Microplastics: Barely visible, yet anything but harmless

April 25, 2022

A huge amount of tiny plastic particles is currently drifting in the ocean. They are potentially life-threatening for marine life. Once in the ocean, microplastics can no longer be removed. Therefore, it is crucial to prevent them from entering the ocean in the first place.

What is more enjoyable than strolling barefoot on the beach? But what feels so pleasantly rugged and natural under your feet are not just grains of sand. Increasingly, also microplastic particles – plastic particles that are smaller than 5 millimetres in size – get mixed with the sand.

Microplastics on beaches are only a small part of the problem.
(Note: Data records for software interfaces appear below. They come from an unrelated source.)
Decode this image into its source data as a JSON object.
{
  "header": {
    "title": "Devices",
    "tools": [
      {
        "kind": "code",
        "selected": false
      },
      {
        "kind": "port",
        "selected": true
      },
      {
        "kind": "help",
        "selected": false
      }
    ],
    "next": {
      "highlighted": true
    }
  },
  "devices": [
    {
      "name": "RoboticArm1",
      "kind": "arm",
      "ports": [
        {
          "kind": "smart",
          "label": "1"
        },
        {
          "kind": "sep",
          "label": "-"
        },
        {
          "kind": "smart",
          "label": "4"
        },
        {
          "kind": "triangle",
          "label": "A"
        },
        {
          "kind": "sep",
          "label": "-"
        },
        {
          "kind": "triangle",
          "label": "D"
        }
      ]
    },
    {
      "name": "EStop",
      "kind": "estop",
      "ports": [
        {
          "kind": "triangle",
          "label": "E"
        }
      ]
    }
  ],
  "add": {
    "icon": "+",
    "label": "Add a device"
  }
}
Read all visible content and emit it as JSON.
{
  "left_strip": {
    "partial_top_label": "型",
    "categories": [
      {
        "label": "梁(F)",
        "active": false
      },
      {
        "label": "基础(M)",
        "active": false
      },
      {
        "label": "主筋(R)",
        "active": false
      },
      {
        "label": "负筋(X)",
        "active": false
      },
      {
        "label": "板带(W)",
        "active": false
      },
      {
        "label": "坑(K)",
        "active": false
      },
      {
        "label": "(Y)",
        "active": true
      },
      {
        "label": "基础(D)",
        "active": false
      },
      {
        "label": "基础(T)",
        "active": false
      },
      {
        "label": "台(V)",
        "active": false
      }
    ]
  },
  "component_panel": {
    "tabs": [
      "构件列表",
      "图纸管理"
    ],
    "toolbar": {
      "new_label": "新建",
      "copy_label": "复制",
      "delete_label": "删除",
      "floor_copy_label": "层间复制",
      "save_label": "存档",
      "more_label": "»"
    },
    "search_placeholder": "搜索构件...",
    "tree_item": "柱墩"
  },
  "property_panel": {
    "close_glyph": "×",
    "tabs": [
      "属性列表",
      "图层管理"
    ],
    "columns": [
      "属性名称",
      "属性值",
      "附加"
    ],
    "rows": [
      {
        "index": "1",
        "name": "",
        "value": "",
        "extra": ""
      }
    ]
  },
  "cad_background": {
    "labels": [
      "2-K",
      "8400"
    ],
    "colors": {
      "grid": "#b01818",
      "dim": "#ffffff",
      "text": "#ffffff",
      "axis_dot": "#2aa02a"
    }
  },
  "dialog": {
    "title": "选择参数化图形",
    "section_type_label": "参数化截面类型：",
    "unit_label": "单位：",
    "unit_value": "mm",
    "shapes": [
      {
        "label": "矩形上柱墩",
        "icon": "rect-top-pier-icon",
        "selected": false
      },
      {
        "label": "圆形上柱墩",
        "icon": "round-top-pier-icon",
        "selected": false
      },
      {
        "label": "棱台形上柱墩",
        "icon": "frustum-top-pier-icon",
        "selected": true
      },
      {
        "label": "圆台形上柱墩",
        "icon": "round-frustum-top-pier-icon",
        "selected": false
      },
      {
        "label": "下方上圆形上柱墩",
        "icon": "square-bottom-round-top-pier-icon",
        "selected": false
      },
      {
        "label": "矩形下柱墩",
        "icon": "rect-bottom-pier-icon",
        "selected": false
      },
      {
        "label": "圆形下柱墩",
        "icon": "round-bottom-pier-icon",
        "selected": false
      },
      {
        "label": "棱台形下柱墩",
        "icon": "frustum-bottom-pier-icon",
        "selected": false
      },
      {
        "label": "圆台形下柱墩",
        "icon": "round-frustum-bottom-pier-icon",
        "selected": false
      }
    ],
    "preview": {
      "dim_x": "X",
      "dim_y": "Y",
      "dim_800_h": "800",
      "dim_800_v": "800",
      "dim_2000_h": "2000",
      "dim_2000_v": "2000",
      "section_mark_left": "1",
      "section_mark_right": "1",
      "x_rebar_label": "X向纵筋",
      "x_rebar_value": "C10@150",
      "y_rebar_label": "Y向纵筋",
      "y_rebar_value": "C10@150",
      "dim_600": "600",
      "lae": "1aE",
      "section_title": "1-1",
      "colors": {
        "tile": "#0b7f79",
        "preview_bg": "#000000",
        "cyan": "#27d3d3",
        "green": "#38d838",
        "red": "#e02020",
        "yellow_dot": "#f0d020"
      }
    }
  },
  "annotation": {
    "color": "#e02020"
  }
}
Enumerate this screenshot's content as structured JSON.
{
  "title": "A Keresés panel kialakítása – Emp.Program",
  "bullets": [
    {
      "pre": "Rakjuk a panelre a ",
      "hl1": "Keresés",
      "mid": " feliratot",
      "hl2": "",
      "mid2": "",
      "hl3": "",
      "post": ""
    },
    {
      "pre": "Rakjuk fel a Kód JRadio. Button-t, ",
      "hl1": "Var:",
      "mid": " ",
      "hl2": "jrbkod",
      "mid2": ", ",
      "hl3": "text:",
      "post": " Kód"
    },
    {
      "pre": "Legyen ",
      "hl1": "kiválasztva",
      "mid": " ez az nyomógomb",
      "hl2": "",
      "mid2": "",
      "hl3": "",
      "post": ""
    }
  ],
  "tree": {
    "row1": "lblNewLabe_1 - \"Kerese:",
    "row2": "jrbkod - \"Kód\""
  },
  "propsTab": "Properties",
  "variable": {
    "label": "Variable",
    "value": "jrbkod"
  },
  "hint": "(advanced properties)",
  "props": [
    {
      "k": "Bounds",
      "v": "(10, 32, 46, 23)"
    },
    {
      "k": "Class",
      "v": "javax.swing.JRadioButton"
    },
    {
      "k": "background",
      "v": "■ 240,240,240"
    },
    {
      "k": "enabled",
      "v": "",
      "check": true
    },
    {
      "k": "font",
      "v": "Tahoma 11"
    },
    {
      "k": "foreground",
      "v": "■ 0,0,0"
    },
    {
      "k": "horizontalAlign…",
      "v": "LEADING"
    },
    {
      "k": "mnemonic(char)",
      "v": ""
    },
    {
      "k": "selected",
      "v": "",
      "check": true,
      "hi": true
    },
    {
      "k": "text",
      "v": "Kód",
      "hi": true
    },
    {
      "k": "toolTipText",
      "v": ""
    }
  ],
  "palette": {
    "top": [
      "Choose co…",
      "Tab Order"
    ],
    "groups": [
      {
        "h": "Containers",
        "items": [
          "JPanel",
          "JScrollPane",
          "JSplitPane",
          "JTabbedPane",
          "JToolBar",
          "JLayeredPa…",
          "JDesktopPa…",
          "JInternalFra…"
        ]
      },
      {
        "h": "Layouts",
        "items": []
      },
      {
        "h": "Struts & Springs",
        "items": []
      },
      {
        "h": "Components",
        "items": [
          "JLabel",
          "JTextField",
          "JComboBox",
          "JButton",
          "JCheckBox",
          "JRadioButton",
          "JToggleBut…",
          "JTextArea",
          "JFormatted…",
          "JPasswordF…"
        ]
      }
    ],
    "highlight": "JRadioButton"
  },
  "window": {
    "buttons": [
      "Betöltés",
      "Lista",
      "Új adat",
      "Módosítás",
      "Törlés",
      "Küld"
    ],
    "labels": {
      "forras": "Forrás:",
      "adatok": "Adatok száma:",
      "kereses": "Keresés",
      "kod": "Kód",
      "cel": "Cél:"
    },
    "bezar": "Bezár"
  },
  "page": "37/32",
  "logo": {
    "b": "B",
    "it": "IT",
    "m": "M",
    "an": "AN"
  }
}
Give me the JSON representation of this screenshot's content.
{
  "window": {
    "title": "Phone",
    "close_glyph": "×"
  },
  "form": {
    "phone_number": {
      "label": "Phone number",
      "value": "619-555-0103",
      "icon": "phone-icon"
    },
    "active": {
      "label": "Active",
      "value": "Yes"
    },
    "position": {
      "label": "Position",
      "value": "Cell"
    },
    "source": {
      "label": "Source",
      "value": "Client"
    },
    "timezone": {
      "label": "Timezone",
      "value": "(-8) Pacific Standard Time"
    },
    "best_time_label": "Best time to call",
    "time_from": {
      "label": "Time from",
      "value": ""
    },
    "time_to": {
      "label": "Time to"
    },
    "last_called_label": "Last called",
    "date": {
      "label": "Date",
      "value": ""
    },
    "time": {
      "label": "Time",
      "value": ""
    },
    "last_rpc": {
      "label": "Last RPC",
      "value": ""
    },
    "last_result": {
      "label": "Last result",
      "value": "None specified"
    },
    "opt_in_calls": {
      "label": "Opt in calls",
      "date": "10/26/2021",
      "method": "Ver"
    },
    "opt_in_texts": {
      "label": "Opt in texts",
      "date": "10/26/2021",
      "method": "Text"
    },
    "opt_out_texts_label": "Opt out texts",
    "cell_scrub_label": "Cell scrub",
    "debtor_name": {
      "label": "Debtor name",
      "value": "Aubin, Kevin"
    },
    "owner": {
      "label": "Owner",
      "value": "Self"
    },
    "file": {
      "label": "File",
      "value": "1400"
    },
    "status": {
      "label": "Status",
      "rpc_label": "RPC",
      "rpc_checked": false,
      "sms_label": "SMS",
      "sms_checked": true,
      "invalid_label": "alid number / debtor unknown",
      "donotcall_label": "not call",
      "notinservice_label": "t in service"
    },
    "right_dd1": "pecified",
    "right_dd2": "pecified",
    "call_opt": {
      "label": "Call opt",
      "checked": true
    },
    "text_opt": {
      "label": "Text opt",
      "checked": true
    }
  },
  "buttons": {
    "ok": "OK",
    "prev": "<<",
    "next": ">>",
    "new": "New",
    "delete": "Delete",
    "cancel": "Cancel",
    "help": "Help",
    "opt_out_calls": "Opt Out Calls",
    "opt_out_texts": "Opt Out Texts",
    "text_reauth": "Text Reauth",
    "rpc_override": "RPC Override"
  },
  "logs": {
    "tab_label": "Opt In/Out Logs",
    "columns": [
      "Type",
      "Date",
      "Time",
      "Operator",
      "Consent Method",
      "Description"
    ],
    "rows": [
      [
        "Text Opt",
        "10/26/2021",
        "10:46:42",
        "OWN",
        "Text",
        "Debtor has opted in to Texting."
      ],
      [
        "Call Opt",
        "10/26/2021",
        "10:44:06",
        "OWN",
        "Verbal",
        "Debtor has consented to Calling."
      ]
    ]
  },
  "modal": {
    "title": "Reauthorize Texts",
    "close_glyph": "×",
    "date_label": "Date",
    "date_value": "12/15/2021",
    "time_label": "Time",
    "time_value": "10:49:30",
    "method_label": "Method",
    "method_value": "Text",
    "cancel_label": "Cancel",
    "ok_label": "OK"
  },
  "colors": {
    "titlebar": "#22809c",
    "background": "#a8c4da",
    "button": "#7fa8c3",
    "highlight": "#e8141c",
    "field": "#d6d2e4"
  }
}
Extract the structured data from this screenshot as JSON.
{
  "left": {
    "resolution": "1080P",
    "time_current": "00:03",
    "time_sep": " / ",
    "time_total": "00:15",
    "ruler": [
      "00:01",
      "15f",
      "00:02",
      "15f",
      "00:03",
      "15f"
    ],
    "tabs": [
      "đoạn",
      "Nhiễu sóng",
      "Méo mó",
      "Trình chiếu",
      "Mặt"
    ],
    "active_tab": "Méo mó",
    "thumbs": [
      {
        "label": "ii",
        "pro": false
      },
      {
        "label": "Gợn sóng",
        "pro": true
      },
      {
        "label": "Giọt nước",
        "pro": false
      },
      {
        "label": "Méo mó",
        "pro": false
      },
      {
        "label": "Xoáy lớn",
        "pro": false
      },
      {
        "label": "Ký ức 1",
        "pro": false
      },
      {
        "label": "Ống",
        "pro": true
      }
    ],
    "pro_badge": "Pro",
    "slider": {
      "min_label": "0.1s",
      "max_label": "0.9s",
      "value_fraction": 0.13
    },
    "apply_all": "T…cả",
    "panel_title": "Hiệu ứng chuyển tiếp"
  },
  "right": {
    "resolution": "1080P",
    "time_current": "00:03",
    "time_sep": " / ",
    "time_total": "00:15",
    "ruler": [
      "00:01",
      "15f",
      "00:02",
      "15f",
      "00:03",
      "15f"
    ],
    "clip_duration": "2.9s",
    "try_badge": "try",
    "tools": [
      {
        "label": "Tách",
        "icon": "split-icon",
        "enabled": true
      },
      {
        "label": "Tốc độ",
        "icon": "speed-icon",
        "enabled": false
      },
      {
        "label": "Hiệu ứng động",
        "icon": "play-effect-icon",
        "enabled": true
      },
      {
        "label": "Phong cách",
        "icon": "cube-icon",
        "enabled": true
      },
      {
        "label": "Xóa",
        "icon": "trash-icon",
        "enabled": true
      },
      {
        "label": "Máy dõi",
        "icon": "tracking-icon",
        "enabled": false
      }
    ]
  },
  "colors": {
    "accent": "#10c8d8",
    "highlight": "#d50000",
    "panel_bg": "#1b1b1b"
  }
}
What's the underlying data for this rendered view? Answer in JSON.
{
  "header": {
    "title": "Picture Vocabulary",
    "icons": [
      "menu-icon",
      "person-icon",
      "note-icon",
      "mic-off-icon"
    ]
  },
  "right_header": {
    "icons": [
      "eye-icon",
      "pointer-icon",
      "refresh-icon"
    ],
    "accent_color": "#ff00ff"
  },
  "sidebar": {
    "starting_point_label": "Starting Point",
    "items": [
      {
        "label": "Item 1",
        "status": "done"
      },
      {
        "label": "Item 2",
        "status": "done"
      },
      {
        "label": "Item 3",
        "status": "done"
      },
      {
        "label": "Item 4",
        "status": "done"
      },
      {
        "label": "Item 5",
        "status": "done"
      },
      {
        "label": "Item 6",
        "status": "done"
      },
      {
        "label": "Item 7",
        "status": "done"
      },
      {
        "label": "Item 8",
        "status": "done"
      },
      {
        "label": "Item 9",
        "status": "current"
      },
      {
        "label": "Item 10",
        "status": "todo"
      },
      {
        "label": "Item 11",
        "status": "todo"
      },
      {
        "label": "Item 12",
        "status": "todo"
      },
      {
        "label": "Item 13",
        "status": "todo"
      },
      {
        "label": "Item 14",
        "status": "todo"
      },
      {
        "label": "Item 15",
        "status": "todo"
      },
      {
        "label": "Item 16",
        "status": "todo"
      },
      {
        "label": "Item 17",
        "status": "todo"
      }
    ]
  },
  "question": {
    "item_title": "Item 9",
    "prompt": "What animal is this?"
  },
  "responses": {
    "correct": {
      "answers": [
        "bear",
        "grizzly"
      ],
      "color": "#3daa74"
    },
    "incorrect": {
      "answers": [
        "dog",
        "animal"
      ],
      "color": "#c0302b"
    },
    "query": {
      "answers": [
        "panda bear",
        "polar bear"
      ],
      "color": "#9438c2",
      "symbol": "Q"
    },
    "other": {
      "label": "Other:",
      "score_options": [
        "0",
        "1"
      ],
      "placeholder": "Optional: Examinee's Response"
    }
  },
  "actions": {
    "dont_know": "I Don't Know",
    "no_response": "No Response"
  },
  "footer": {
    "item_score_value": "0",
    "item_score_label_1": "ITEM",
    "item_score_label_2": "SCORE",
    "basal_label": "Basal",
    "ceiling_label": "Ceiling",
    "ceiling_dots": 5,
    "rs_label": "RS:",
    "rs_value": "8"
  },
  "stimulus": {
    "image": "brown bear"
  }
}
A far greater quantity can be found in the world´s ocean. There are an estimated 5.25 trillion plastic particles floating on the surface of the ocean, which together weigh 269,000 tonnes. That is equivalent to the weight of about 2,150 blue whales. Bacteria and algae gradually colonise these plastic fragments, which in turn become heavier and sink. Even the depths of the ocean are now contaminated with microplastics.

Large becomes small

Where do all these plastic particles come from? Some of them are industrially produced or so-called primary microplastics. These are pellets, for example, which are used to manufacture new plastic products and can find their way into the environment during transport and the manufacturing process.

Tiny plastic beads, which are added to many cosmetics, skincare and household cleaning products, said to improve their ‘effectiveness’, are also considered primary microplastics. So too, are microfibres released from synthetic textiles when they are washed, or the abrasion from car tyres. In Europe alone, this last source contributes more than 550,000 tonnes of plastic to the environment per year.

Secondary microplastics on the other hand, refer to microparticles that are formed by the breaking up of larger pieces of plastic. The plastics become brittle due to UV rays, wind and waves and break down into progressively smaller pieces. Plastic waste also decomposes in this way in inland waters. The Rhone, for example, washes more than ten kilogrammes of microplastic from Lake Geneva into the Mediterranean every day.

Fatal consequences for marine life

Marine animals live on whatever happens to be in their surroundings. It is not surprising that microplastics get into their bodies – through their mouths when they feed or through their gills when they breathe.

To date, plastic particles have been detected in over a hundred animal species. Studies show that the largest sea creatures, such as the baleen whale, the manta ray or the basking shark, are the most affected. They all feed on plankton and thus ingest huge amounts of microplastics. Coupled with this are toxic additives such as plasticisers. These have an effect similar to hormones and impair fertility. In extreme cases they even cause ovaries to develop in male animals.

Flame retardants are also frequently added to plastic to reduce its flammability. These chemicals are carcinogenic. They are released from the microplastics and can cause tumours in fish. Microplastics also pose a potential injury risk. In smaller animals such as mussels or crabs, the sharp edges of the plastic particles injure the sensitive mucous membranes in the stomach, causing inflammation.

Microplastics are also dangerous for us humans. It has been detected in honey, beer, milk and tap water. Plastics are omnipresent today – from the Alps to the Arctic.

Campaign against microplastics in cosmetic products

Many cosmetic products still contain microplastic particles, even though the manufacturers could as well achieve the desired effect with more natural substances. “Beat the Microbead”, an international campaign comprising more than 60 organisations and with which OceanCare has been involved since 2014, has been working to combat this unacceptable state of affairs. A smartphone app enables consumers to check the ingredients of cosmetics and select products without microplastics. The Codecheck app can also be used to verify additional ingredients.

In Switzerland, OceanCare contacted manufacturers of skincare products in 2015 and subsequently discovered that some had replaced solid microplastics with natural substances such as sugar or silicic acid. Other manufacturers, however, had switched to no less harmful but invisible liquid or gel-like microplastics. As the industry is doing too little on a voluntary basis, OceanCare is advocating for a ban on the use of microplastics in cosmetics and household cleaning products in Switzerland.

Dangerous synthetic fibres

Synthetic clothing such as fleece jackets loses millions of microfibres with every wash. If these are not filtered, they enter the water cycle. When buying new textiles, make sure they do not contain synthetic fibres. Synthetic materials that you already own can be washed in a guppyfriend bag, which is designed to trap microfibres.

In 2018, OceanCare has participated in the consultations on the EU Commission´s directive on eco-design and energy label requirements. We argued that the installation of microfiber filters in washing machines and tumble dryers should become compulsory for certified manufacturers. The adoption of such a directive would significantly reduce the amount of microplastics found in waterways across Europe.

Microplastics are a major threat to marine life. We can all contribute to reducing the number of particles entering the water through our behaviour. And we all should do so.

Infograph on Microplastics

Download Infograph onMicroplastics as pdf